Tuesday 16 October 2018

Colm Keys: Páirc Uí Chaoimh’s financial overshoot amplifies extent of GAA’s infrastructural challenge


An aerial view of Páirc Ui Chaoimh. Photo: Sportsfile
An aerial view of Páirc Ui Chaoimh. Photo: Sportsfile
Colm Keys

Colm Keys

The London mayor Sadiq Khan has done a deal with a local council to take over control of London Stadium, the venue for the 2012 Olympic Games and venue for West Ham United home games, among other events.

With the bill for conversion from an Olympic venue to one capable of meeting the requirement for Premiership soccer coming in at an astounding £750m (€852m), it triggered an independent review by a firm of accountants over how the financing overshot the original estimates for this work by £133m (€150m).

Boris Johnson, the previous London mayor and current UK foreign secretary, has been accused of "bungled decision-making" by Khan as the British taxpayer is left with a £20m (€23m) annual bill for the 66,000-seater stadium (right).

London Stadium went 21.55pc over its projected conversion cost, enough alarm to prompt a review.

Confirmation from Cork County Board chairman Ger Lane to a national newspaper that excess costs for the redevelopment of Páirc Uí Chaoimh is €16m, or 22.85pc, above the projected €70m cost, should also be cause for alarm on Leeside and has prompted a review. Such figures had been speculated on in recent months.

But there's a sense of inevitability about costs being overshot with big infrastructural projects in every walk of life.

Whether it's a motorway that hits problems that weren't expected prior to development stage or a house being built to a higher specification when the owners are tempted to pull out all the stops and go that little bit extra to ensure they have the home they want, there's always some give.

GAA stadia are no different and tend to cause problems for those units that build them further down the line.

In Cork's case LED floodlighting, extra terracing and improved turnstiles contributed to a cost excess that will be reviewed by auditors and quantity surveyors and has left Cork GAA picking up a bill for more than €23m when Government and GAA grants and €10m in savings are absorbed.

Ultimately when they were at it, they wanted to do it right.

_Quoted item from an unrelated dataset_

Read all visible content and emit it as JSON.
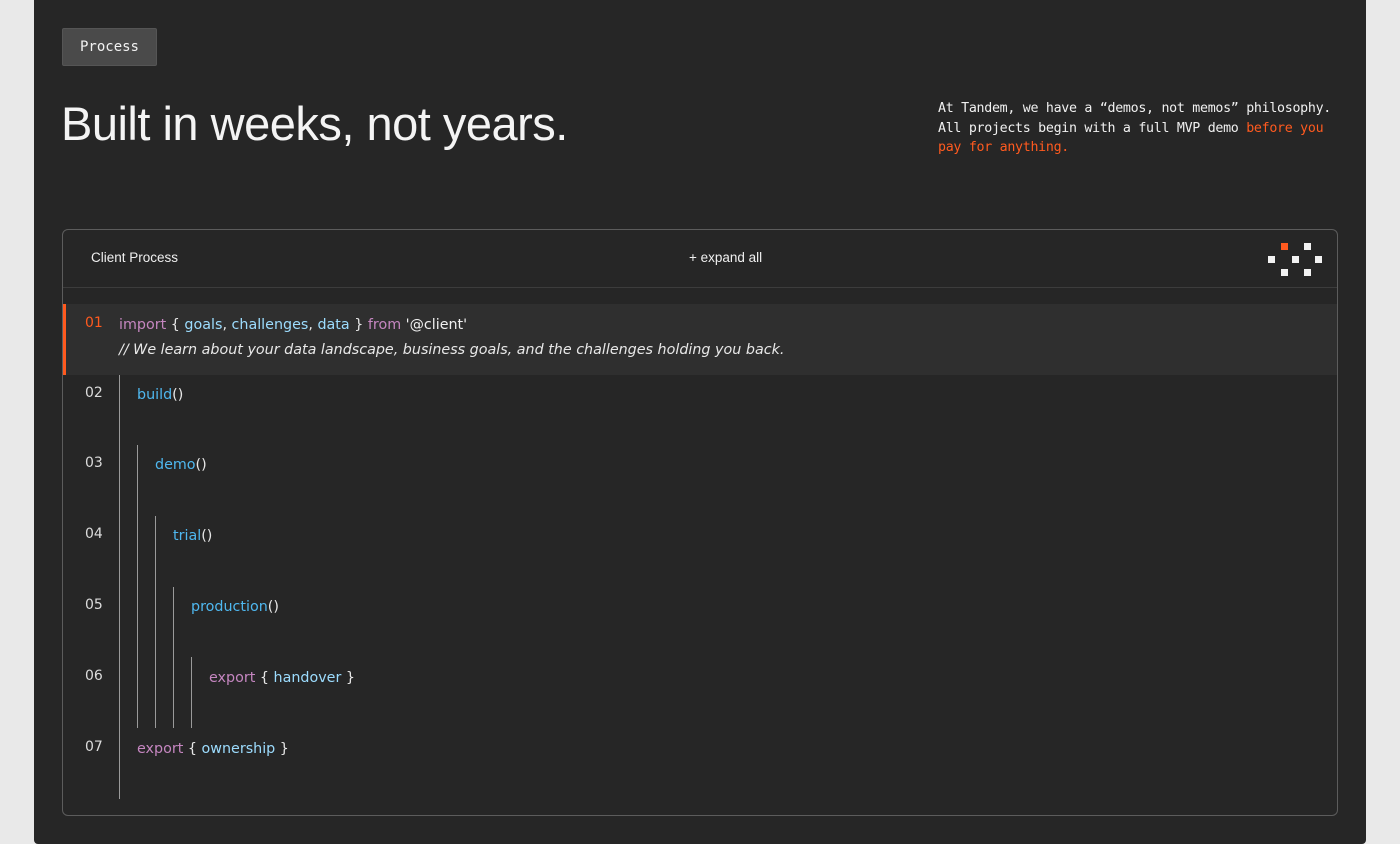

It's concerning but not unmanageable. However, Cork has been left with a stadium that they can be proud of and in time will give them a very decent return.

And they have given a clear pathway to how they can manage the €23m funding gap with the sale of zoned land in their possession within the confines of Cork city, the sale of naming rights and albeit less ambitious long-term seat sale targets and of course the rent of the stadium on an annual basis.

As much as costs can rise above projections, debt can clear quicker than expected too.

Croke Park cost an estimated €285m to turn around, of which the GAA had to come up with €178m after State aid worth €107m.

The main stadium redevelopment was essentially completed in 2002 and while there were some internal works since carried out, stadium manager Peter McKenna was able to claim Croke Park as 'debt-free' prior to Congress in 2014, with the exception of one internal loan.

The Mayo County Board looked to be struggling with their €16m redevelopment of MacHale Park which left them with a €10m hangover in 2011 but in 2015 a re-arrangement of the debt which saw the GAA take it over and Mayo make repayments, €15,000 per month cheaper, to Croke Park, has lightened their load.

While there will be lessons learned from the Páirc Uí Chaoimh experience, addressing infrastructure will be one of the GAA's main issues over the next decade. Spectator experience and comfort can no longer be taken for granted if attendance figures are to remain high.

The failure of Ireland to win the hosting rights to the 2023 Rugby World Cup is a blow that GAA director-general Páraic Duffy estimated at around €40m to the association, with the work that would have been carried out to bring places like Fitzgerald Stadium in Killarney and Pearse Stadium in Galway up to speed.

With each passing year, and with Casement Park making little or no progress nine years on from when a redevelopment was first mooted, infrastructure will become an even bigger issue.

The consensus is that the GAA have too many large stadia that go unfilled, or even close to it in many cases, for most of the year but Croke Park and Páirc Uí Chaoimh apart, how many other GAA stadia are in turn-key condition?

Even Semple Stadium, which underwent an €18m makeover at the end of the last decade, could benefit from further improvements.

The extent of Páirc Uí Chaoimh's financial overshoot only serves to amplify how great the GAA's infrastructural challenge is going to be.

Irish Independent

Sport Newsletter

The best sport action straight to your inbox every morning.

Editor's Choice

Also in Sport